(Dataset rows for apps and sites)

/---

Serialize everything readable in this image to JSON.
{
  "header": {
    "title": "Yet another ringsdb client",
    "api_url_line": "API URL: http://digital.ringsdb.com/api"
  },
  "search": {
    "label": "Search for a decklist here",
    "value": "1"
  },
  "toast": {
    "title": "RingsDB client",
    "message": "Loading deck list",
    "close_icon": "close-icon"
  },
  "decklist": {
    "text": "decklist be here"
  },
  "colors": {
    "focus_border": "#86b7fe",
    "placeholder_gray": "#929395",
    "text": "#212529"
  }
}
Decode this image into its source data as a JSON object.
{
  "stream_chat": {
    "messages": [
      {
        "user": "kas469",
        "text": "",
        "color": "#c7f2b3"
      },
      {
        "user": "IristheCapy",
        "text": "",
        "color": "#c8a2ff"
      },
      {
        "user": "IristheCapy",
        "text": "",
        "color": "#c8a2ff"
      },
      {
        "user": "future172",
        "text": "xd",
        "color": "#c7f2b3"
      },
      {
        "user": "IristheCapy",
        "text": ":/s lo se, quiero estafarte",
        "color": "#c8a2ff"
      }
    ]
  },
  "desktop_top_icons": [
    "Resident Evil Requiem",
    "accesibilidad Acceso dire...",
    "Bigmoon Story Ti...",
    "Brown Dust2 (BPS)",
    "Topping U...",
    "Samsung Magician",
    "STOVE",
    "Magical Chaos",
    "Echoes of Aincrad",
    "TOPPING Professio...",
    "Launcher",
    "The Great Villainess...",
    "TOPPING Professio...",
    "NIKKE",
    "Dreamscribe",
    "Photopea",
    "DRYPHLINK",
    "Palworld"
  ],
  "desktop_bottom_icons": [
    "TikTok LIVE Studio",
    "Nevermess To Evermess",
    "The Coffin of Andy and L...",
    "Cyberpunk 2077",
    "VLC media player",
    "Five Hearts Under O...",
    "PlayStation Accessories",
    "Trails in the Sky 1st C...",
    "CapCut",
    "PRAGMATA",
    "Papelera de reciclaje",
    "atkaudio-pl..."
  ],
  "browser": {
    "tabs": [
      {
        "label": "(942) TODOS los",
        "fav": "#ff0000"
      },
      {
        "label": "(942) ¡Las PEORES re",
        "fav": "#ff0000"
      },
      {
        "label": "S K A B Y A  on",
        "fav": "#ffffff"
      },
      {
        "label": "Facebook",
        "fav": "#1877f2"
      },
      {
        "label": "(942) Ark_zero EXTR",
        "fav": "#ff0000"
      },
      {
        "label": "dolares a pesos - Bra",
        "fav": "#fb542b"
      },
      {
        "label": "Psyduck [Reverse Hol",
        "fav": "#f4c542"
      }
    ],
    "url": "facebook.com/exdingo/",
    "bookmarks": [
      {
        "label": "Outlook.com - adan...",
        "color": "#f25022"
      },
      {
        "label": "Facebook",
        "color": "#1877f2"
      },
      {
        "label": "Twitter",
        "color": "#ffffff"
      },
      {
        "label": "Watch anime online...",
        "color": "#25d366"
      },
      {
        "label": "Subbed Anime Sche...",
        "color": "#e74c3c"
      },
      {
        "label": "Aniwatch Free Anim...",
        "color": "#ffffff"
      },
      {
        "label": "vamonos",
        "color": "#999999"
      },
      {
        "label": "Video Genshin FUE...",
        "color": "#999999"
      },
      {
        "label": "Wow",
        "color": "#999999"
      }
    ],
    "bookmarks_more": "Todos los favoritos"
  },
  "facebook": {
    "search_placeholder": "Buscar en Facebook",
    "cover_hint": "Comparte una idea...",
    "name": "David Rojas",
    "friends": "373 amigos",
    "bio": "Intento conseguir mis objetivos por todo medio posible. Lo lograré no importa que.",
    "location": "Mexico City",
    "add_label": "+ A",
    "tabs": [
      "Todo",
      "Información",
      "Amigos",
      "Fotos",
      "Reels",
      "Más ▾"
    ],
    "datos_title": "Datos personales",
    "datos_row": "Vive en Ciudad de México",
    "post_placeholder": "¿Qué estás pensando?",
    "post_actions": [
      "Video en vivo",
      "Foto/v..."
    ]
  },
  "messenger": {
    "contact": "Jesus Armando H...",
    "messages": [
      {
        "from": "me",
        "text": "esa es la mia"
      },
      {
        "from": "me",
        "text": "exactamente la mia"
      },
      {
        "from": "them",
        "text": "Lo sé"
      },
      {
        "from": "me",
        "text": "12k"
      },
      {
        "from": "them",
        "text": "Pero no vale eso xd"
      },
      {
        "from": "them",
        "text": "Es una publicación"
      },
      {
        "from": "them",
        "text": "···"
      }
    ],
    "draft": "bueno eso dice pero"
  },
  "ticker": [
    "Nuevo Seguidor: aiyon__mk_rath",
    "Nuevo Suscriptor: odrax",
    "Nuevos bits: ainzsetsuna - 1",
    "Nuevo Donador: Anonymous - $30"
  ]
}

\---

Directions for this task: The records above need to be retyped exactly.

Reply to the exercise:
Serialize everything readable in this image to JSON.
{
  "header": {
    "title": "Yet another ringsdb client",
    "api_url_line": "API URL: http://digital.ringsdb.com/api"
  },
  "search": {
    "label": "Search for a decklist here",
    "value": "1"
  },
  "toast": {
    "title": "RingsDB client",
    "message": "Loading deck list",
    "close_icon": "close-icon"
  },
  "decklist": {
    "text": "decklist be here"
  },
  "colors": {
    "focus_border": "#86b7fe",
    "placeholder_gray": "#929395",
    "text": "#212529"
  }
}
Decode this image into its source data as a JSON object.
{
  "stream_chat": {
    "messages": [
      {
        "user": "kas469",
        "text": "",
        "color": "#c7f2b3"
      },
      {
        "user": "IristheCapy",
        "text": "",
        "color": "#c8a2ff"
      },
      {
        "user": "IristheCapy",
        "text": "",
        "color": "#c8a2ff"
      },
      {
        "user": "future172",
        "text": "xd",
        "color": "#c7f2b3"
      },
      {
        "user": "IristheCapy",
        "text": ":/s lo se, quiero estafarte",
        "color": "#c8a2ff"
      }
    ]
  },
  "desktop_top_icons": [
    "Resident Evil Requiem",
    "accesibilidad Acceso dire...",
    "Bigmoon Story Ti...",
    "Brown Dust2 (BPS)",
    "Topping U...",
    "Samsung Magician",
    "STOVE",
    "Magical Chaos",
    "Echoes of Aincrad",
    "TOPPING Professio...",
    "Launcher",
    "The Great Villainess...",
    "TOPPING Professio...",
    "NIKKE",
    "Dreamscribe",
    "Photopea",
    "DRYPHLINK",
    "Palworld"
  ],
  "desktop_bottom_icons": [
    "TikTok LIVE Studio",
    "Nevermess To Evermess",
    "The Coffin of Andy and L...",
    "Cyberpunk 2077",
    "VLC media player",
    "Five Hearts Under O...",
    "PlayStation Accessories",
    "Trails in the Sky 1st C...",
    "CapCut",
    "PRAGMATA",
    "Papelera de reciclaje",
    "atkaudio-pl..."
  ],
  "browser": {
    "tabs": [
      {
        "label": "(942) TODOS los",
        "fav": "#ff0000"
      },
      {
        "label": "(942) ¡Las PEORES re",
        "fav": "#ff0000"
      },
      {
        "label": "S K A B Y A  on",
        "fav": "#ffffff"
      },
      {
        "label": "Facebook",
        "fav": "#1877f2"
      },
      {
        "label": "(942) Ark_zero EXTR",
        "fav": "#ff0000"
      },
      {
        "label": "dolares a pesos - Bra",
        "fav": "#fb542b"
      },
      {
        "label": "Psyduck [Reverse Hol",
        "fav": "#f4c542"
      }
    ],
    "url": "facebook.com/exdingo/",
    "bookmarks": [
      {
        "label": "Outlook.com - adan...",
        "color": "#f25022"
      },
      {
        "label": "Facebook",
        "color": "#1877f2"
      },
      {
        "label": "Twitter",
        "color": "#ffffff"
      },
      {
        "label": "Watch anime online...",
        "color": "#25d366"
      },
      {
        "label": "Subbed Anime Sche...",
        "color": "#e74c3c"
      },
      {
        "label": "Aniwatch Free Anim...",
        "color": "#ffffff"
      },
      {
        "label": "vamonos",
        "color": "#999999"
      },
      {
        "label": "Video Genshin FUE...",
        "color": "#999999"
      },
      {
        "label": "Wow",
        "color": "#999999"
      }
    ],
    "bookmarks_more": "Todos los favoritos"
  },
  "facebook": {
    "search_placeholder": "Buscar en Facebook",
    "cover_hint": "Comparte una idea...",
    "name": "David Rojas",
    "friends": "373 amigos",
    "bio": "Intento conseguir mis objetivos por todo medio posible. Lo lograré no importa que.",
    "location": "Mexico City",
    "add_label": "+ A",
    "tabs": [
      "Todo",
      "Información",
      "Amigos",
      "Fotos",
      "Reels",
      "Más ▾"
    ],
    "datos_title": "Datos personales",
    "datos_row": "Vive en Ciudad de México",
    "post_placeholder": "¿Qué estás pensando?",
    "post_actions": [
      "Video en vivo",
      "Foto/v..."
    ]
  },
  "messenger": {
    "contact": "Jesus Armando H...",
    "messages": [
      {
        "from": "me",
        "text": "esa es la mia"
      },
      {
        "from": "me",
        "text": "exactamente la mia"
      },
      {
        "from": "them",
        "text": "Lo sé"
      },
      {
        "from": "me",
        "text": "12k"
      },
      {
        "from": "them",
        "text": "Pero no vale eso xd"
      },
      {
        "from": "them",
        "text": "Es una publicación"
      },
      {
        "from": "them",
        "text": "···"
      }
    ],
    "draft": "bueno eso dice pero"
  },
  "ticker": [
    "Nuevo Seguidor: aiyon__mk_rath",
    "Nuevo Suscriptor: odrax",
    "Nuevos bits: ainzsetsuna - 1",
    "Nuevo Donador: Anonymous - $30"
  ]
}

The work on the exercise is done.